Being able to choose from the likes of smooth and textured Fine Art Inkjet Papers, Baryta Fibre Based Inkjet Papers, Inkjet Canvas media or simply everyday Digital Photo Inkjet Papers means that there is a paper type and surface for every occasion.
How much will my prints really cost?
Measuring true costs of prints produced on inkjet and lasers is very difficult and the cost quoted in many technical reviews and specifications have to use a best “guestimate”.
In the print industry, the cost is usually based upon 5% ink coverage which is typically a basic document with a single small colour graphic and a few lines of text on A4 plain paper. Unfortunately, a true photo print may use as much as 90% ink coverage but for most costing purposes, a 60% coverage will cover most prints you do over the printer’s lifetime.
Typically, an average 60% coverage on a Canon Pro 300 Printer will use around 0.6ml in total per A4 image when set at highest quality photo settings (1440dpi).

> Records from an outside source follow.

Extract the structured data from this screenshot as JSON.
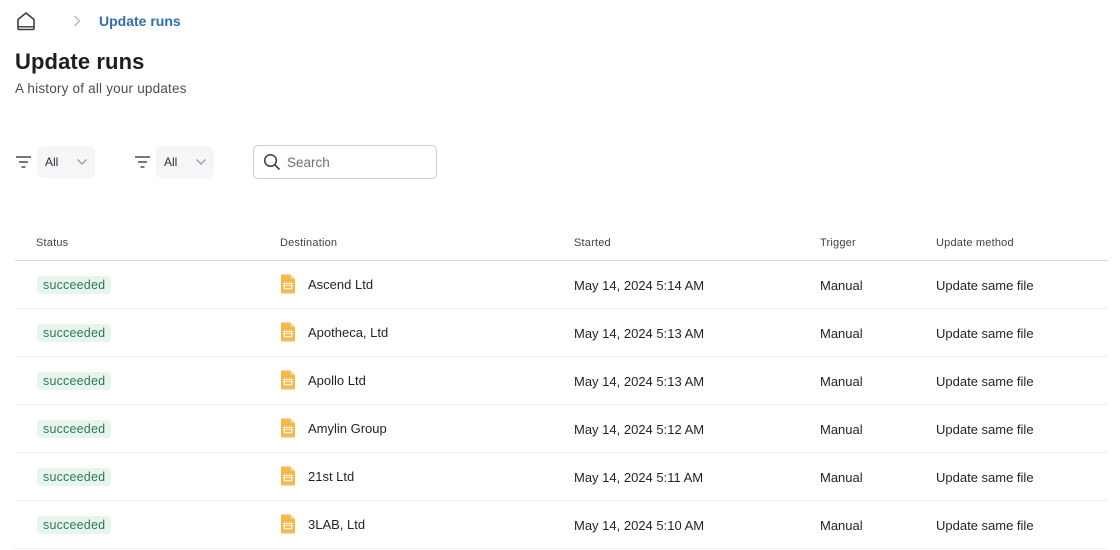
{
  "breadcrumb": {
    "current": "Update runs"
  },
  "header": {
    "title": "Update runs",
    "subtitle": "A history of all your updates"
  },
  "filters": [
    {
      "value": "All"
    },
    {
      "value": "All"
    }
  ],
  "search": {
    "placeholder": "Search",
    "value": ""
  },
  "table": {
    "columns": [
      "Status",
      "Destination",
      "Started",
      "Trigger",
      "Update method"
    ],
    "rows": [
      {
        "status": "succeeded",
        "destination": "Ascend Ltd",
        "started": "May 14, 2024 5:14 AM",
        "trigger": "Manual",
        "method": "Update same file"
      },
      {
        "status": "succeeded",
        "destination": "Apotheca, Ltd",
        "started": "May 14, 2024 5:13 AM",
        "trigger": "Manual",
        "method": "Update same file"
      },
      {
        "status": "succeeded",
        "destination": "Apollo Ltd",
        "started": "May 14, 2024 5:13 AM",
        "trigger": "Manual",
        "method": "Update same file"
      },
      {
        "status": "succeeded",
        "destination": "Amylin Group",
        "started": "May 14, 2024 5:12 AM",
        "trigger": "Manual",
        "method": "Update same file"
      },
      {
        "status": "succeeded",
        "destination": "21st Ltd",
        "started": "May 14, 2024 5:11 AM",
        "trigger": "Manual",
        "method": "Update same file"
      },
      {
        "status": "succeeded",
        "destination": "3LAB, Ltd",
        "started": "May 14, 2024 5:10 AM",
        "trigger": "Manual",
        "method": "Update same file"
      }
    ]
  },
  "icons": {
    "home": "home-icon",
    "separator": "chevron-right-icon",
    "filter": "filter-lines-icon",
    "dropdown": "chevron-down-icon",
    "search": "search-icon",
    "destination": "document-icon"
  },
  "colors": {
    "link": "#2f6fad",
    "badge_bg": "#e8f4ee",
    "badge_text": "#2f7a55",
    "doc_icon": "#f2b84b"
  }
}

This allows us to create a basic formula of calculation where you add up the cost of all the inks in your printer, which in this case is £169.00, then divide it by the total inks volume which is 141ml giving a cost of £1.20 per ml. This means 60% coverage (0.6ml) equates to a final photo ink cost of 72 pence per A4 image.

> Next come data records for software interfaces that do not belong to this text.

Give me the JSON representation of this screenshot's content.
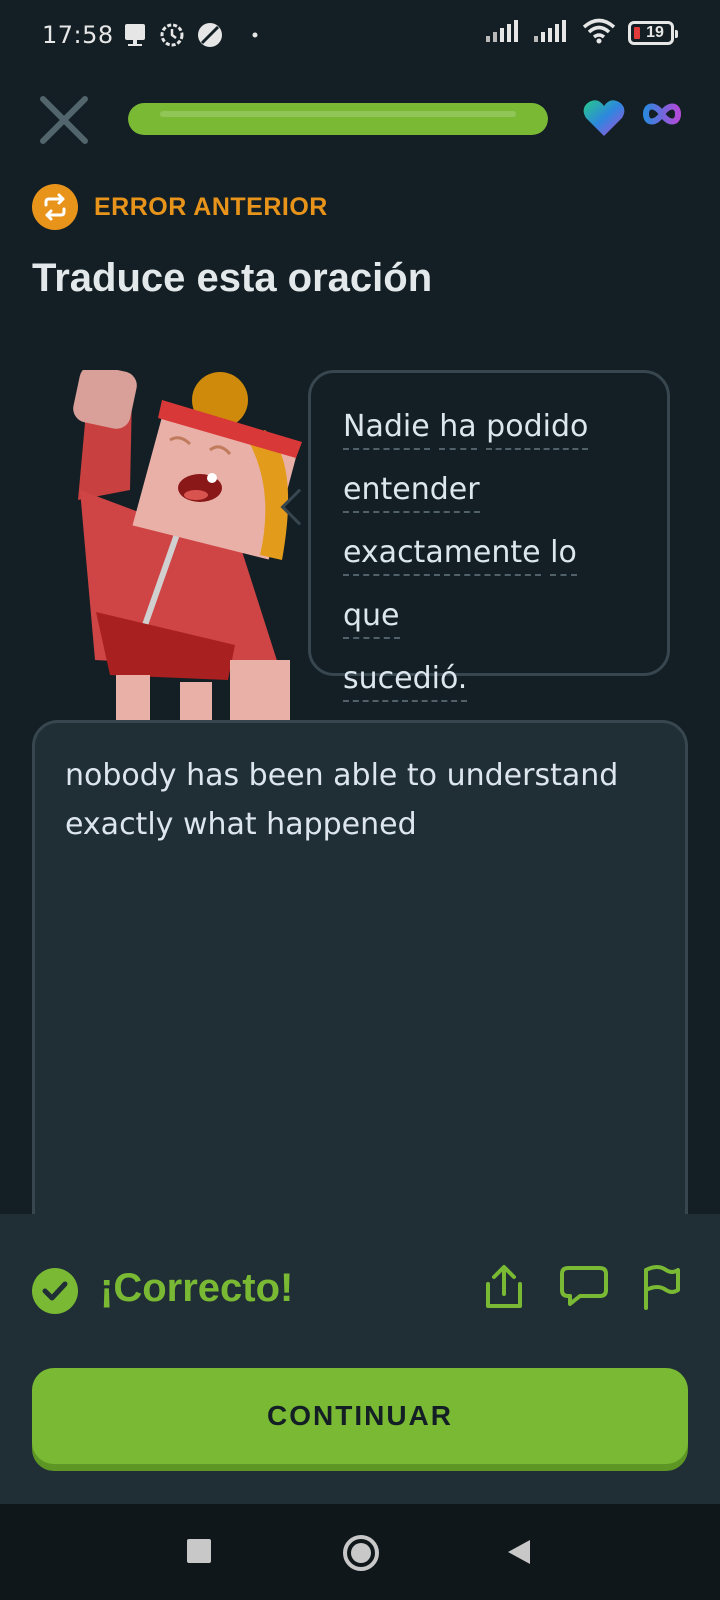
{
  "status_bar": {
    "time": "17:58",
    "battery_level": "19",
    "left_icons": [
      "notification-icon",
      "settings-sync-icon",
      "data-saver-icon",
      "dot-icon"
    ],
    "right_icons": [
      "signal-icon",
      "signal-icon",
      "wifi-icon",
      "battery-icon"
    ]
  },
  "lesson": {
    "progress_fraction": 1.0,
    "hearts": "infinite"
  },
  "tag": {
    "label": "ERROR ANTERIOR",
    "icon": "repeat-icon"
  },
  "title": "Traduce esta oración",
  "prompt": {
    "words": [
      "Nadie",
      "ha",
      "podido",
      "entender",
      "exactamente",
      "lo",
      "que",
      "sucedió."
    ]
  },
  "answer": {
    "text": "nobody has been able to understand exactly what happened"
  },
  "feedback": {
    "label": "¡Correcto!",
    "icons": [
      "share-icon",
      "comment-icon",
      "report-flag-icon"
    ]
  },
  "continue": {
    "label": "CONTINUAR"
  },
  "colors": {
    "background": "#131f24",
    "accent_green": "#79b933",
    "accent_orange": "#e8941b",
    "panel": "#202f36",
    "border": "#37464f"
  }
}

This same formula can be applied to any inkjet printer to work out your estimated running costs.
Using a refillable inkjet system such as the Canon Pixma G650, can keep running costs even lower.
Laser toners normally come with toner cartridges which give estimated page yields. Many of these figures will show as thousands of prints being possible but the initial cost of that toner cartridge is usually much higher than a set of inkjet cartridges. Despite that, cost per print when doing multiples of the same single colour documents will work out much cheaper than inkjet printing.

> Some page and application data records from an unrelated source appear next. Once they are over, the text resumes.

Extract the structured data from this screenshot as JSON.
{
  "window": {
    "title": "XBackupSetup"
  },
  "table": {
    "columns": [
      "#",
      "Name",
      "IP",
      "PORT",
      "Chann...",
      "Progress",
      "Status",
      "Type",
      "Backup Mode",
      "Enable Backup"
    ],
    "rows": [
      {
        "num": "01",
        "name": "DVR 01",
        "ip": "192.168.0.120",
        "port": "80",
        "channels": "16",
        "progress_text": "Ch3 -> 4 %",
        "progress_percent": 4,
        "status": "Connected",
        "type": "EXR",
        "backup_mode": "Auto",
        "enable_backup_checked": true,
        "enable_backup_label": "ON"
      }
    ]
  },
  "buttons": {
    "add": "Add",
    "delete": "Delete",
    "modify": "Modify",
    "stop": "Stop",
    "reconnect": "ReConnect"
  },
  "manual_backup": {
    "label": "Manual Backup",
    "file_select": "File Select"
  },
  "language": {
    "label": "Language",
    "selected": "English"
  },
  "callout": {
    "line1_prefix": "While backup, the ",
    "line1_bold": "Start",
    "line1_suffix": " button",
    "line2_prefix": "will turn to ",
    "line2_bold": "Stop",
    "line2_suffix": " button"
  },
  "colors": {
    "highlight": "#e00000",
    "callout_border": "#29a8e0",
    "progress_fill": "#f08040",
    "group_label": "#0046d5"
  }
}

Full colour documents on a laser printer will work out expensive and potentially disappointing in the colour rendering and detail when you are trying to print colour photographs.
We have mentioned the size of prints a few times here, but critically, that may well be your decision made for you. With inkjet printers being offered in a choice of print sizes from A4 up to A2 which you can do at home yourself, the equipment investment becomes very attractive.
Physically, inkjet printers are smaller and more compact fitting nicely on your office desk or worktop. On the other hand, laser printers can be bulky and more industrial looking in their appearance.
If space is of great concern to you, then an inkjet printer may well be the better investment based upon the finished print size that it can achieve.
Some inkjet printers will be able to print directly onto DVD’s, stickers, or smaller greeting card media like 6” x 4” and 7” x 5” whereas laser printers can’t really handle this specialist media.
The Laser Printer wins the printing speed challenge by a mile however, bear in mind that the inkjet printer goes more slowly to achieve higher quality.
The final decision
Well, the decision is yours. It all boils down to what is really needed. Large photo prints or repeat text documents and letters on lighter weight paper.
Printing photos for friends and family on a laser printer might be just fine but for commercial purposes, it would not be an option.
Laser makes sense for people wanting to do sporadic printing at home but not want the bother of having to choose a paper or surface – just get the print off the screen onto some paper in the most cost-effective manner.
Inkjet printers, although slower and slightly more costly to run, open up your world to a vast choice of paper bases and finishes in various sizes as well as being able to create stunning results every time, whether that is in monochrome or colour.
If you are unsure of what model of printer to buy next or even what paper to use for your images, call the PermaJet team on 01789 739200 for free advice and guidance or visit www.permajet.com.